Movie Review

Swiss Army Man’s bizarro premise with life-saving corpse proves totally cathartic

Swiss Army Man’s bizarro premise proves totally cathartic

Filmmakers use all sorts of devices to tell stories with deeper meanings than may be immediately apparent, but few have ever taken the leap of faith that writer/director team Dan Kwan and Daniel Scheinert have with Swiss Army Man. Their method — a buddy film between a despondent loner and a farting, talking, surprisingly useful corpse — is about as out there as you can get, but against all odds, it actually works.

When we first meet Hank (Paul Dano), he’s on a deserted island, having apparently exhausted all hope of rescue and ready to take his own life. The appearance of Manny (Daniel Radcliffe), a dead body washed up on the beach, stops him in his tracks, and he soon discovers that, though technically dead, Manny’s body holds all sorts of tricks.

Aside from the aforementioned farting, a skill that comes in handy in multiple situations, Hank is able to use Manny in many different capacities. Among other things, he can start fires, act as a water fountain, chop wood, and shoot materials at a high velocity out of his mouth. Exactly how they accomplish all of these things on an independent film budget is incredible, as the special effects are top-notch.
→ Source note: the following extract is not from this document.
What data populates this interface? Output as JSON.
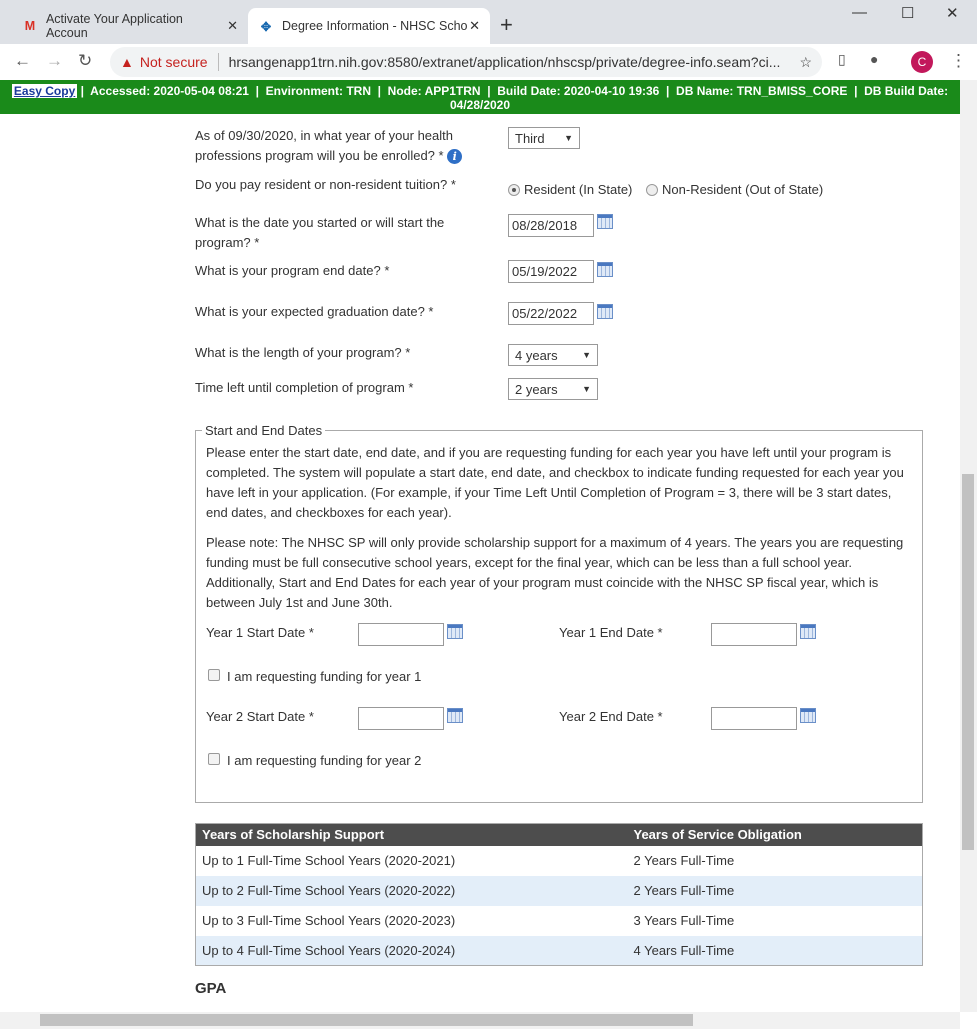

But all this craziness is just a means to an end, as the filmmakers are more interested in highlighting the type of connection that most humans crave and need. In the context of the film, Manny has no memory of what it’s like to be human, and through a series of odd but somehow relatable events, Hank demonstrates both the highs and lows of human existence.

This includes the comfort and inspiration that can come with music, which is presented in a way that’s rarely seen. Hank imitates a variety of musical themes, including a memorable use of John Williams’ iconic Jurassic Park theme, to pysch himself up for a task or to inspire Manny, among other things. With a seamless integration with the film’s actual soundtrack, the music almost becomes a third main character.

To their credit, both Dano and Radcliffe commit fully to their roles. They never give an inkling of doubt about what their characters are doing, which makes their performances and the film as a whole that much more fun and interesting. Radcliffe, who doesn’t blink once in the entire movie, is especially deserving of praise.

Swiss Army Man is not a movie for everybody. But for those willing to accept its bizarro premise and ride its wild wave, it offers a catharsis you wouldn't believe possible.

Daniel Radcliffe and Paul Dano in Swiss Army Man
Daniel Radcliffe and Paul Dano in Swiss Army Man. Photo by Joyce Kim, courtesy of A24
Paul Dano and Daniel Radcliffe in Swiss Army Man
Paul Dano and Daniel Radcliffe in Swiss Army Man. Photo by Joyce Kim, courtesy of A24
Paul Dano and Daniel Radcliffe in Swiss Army Man
Paul Dano and Daniel Radcliffe in Swiss Army Man. Photo by Joyce Kim, courtesy of A24
Daniel Radcliffe and Paul Dano in Swiss Army Man
Paul Dano and Daniel Radcliffe in Swiss Army Man
Paul Dano and Daniel Radcliffe in Swiss Army Man